Some win, some lose during shutdown
BAR HARBOR, Maine — The 16-day government shutdown in October did not just affect those people who worked for the government. The businesses and residents of Bar Harbor felt the effects of the shutdown when the nearby Acadia National Park was closed.
The government shutdown was the result of a political disagreement in Congress, which did not pass required legislation for the 2014 federal budget in time. It resulted in 800,000 people being furloughed, most for the duration of the shut down. As of Oct. 11, an estimated $5.2 million in spending was lost in the Bar Harbor area, as reported by the Bangor Daily News. According to the Boston Globe, the shutdown caused the country to lose $24 billion.
|Mikayla Vielot, from Miami, kayaks during a sunset trip in Bar Harbor, Maine, in October (Photos by Margaux Herrera).
Moose Tracks, a shop on Main Street that sells T-shirts and other branded items, was not selling nearly as much as they usually did in early October.
“Half the people don’t get off the ship around this time,” Owen said. “A lot of people don’t know of Bar Harbor.”
The town sees 135 ships every season, from the beginning of the summer through October, often twice per day. Nearly all of the businesses in Bar Harbor close annually on Nov. 1, which meant the shutdown hit just weeks before closing. The shutdown was in effect Columbus Day Weekend, a big moneymaking weekend for the town. Some workers, almost all of whom are seasonal, were let go early, heading back to their homes elsewhere in Maine.
Owen was surprised that people being forced to stay in town would have helped the business.
|At left, Albert Meadow Antiques just off the Main Street, experienced an increase in sales during the federal government shutdown. Below, a whale watching trip in Bar Harbor, Maine, ended with no whale sightings, but several pods of porpoises.
“You’d think that because it’s closed, people are forced to stay in town,” Owen said.
But not everyone was hurt by the shutdown. Helen Day, who works at Albert Meadow Antiques just off the Main Street, said the park closing had brought in more money for the business.
“For me, it’s been advantageous,” Day said. “In the first 13 days [of October], we’ve done more (sales) than we do in the whole month.”
Day explained that the cruise ships that come in the fall are referred to as the “money ships,” because the people who take those cruises tend to be wealthier than those who take summer cruises. Those a few cruise ships began bypassing Bar Harbor after the shutdown, the majority still stopped in town.

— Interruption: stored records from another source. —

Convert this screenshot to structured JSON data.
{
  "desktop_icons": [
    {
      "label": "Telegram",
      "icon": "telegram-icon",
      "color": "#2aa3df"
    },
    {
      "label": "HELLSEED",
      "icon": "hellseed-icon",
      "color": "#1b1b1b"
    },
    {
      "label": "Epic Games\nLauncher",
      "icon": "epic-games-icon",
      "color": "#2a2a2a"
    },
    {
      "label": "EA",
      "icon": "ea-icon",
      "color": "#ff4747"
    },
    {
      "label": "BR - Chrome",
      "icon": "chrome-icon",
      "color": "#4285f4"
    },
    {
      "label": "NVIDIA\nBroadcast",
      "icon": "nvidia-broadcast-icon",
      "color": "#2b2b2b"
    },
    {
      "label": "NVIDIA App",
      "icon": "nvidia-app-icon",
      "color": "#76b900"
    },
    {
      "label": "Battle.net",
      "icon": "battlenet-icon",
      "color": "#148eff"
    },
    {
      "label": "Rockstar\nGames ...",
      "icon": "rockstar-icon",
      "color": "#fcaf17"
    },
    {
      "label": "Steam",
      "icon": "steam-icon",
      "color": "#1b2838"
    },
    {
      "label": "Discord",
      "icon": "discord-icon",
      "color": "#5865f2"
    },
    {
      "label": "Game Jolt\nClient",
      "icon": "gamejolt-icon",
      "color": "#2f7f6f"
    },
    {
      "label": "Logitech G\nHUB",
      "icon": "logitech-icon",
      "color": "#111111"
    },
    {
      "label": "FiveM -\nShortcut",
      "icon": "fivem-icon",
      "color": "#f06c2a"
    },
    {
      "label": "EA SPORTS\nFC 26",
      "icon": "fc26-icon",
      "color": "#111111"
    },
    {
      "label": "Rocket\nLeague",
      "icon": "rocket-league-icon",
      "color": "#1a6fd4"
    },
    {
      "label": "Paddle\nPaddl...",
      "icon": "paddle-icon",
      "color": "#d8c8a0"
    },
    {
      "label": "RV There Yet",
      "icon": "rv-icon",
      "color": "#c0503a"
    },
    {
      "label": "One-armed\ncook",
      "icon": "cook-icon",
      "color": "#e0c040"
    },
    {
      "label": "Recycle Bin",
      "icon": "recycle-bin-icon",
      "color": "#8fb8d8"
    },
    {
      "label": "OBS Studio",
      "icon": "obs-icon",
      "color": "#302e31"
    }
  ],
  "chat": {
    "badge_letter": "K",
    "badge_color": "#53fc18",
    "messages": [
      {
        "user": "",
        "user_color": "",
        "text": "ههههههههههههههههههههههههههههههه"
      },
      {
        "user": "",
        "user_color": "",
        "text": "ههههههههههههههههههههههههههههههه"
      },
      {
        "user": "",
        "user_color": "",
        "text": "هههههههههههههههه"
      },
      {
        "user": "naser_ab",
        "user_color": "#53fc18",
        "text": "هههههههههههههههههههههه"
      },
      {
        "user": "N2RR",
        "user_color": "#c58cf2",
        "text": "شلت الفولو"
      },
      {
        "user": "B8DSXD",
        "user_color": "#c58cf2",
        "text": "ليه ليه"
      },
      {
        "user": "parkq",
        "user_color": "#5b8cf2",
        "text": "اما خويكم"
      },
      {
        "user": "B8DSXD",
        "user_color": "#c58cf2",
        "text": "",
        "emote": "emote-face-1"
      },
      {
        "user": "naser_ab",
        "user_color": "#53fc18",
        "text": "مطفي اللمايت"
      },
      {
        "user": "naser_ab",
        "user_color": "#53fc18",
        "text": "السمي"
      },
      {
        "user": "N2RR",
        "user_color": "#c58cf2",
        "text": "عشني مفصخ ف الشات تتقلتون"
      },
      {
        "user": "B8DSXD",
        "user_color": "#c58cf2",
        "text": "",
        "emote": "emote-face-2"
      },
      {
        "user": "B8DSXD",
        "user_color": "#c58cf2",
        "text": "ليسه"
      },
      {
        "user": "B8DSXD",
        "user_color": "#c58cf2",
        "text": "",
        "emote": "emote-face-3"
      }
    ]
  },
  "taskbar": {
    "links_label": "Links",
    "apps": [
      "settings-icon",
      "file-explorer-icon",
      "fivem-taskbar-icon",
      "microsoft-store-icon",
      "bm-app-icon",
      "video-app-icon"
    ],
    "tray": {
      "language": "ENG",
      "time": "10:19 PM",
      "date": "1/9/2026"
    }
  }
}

“The ships still come,” Day said. “The town is still open. We have a lot of eating places. They’re not getting to the park, so they come ashore … and they go to shops.”
Day said she had done so well, in fact, that she could afford to close the shop early.
“If something happened in Washington tomorrow and my business died, I would be ahead of last year,” she said.
The antique shop was the last remaining one of its kind in the town. According to Day, 24 shops have closed in Maine in the last few years.
Bar Harbor’s seasonal jobs are an important source of jobs for many. Owen moved there from California four years ago, when he was unable to find a service job in California. The shutdown was frustrating for him.
“I can’t do anything about it,” he said. “I’m not the federal government. If I was, I’d be smarter.”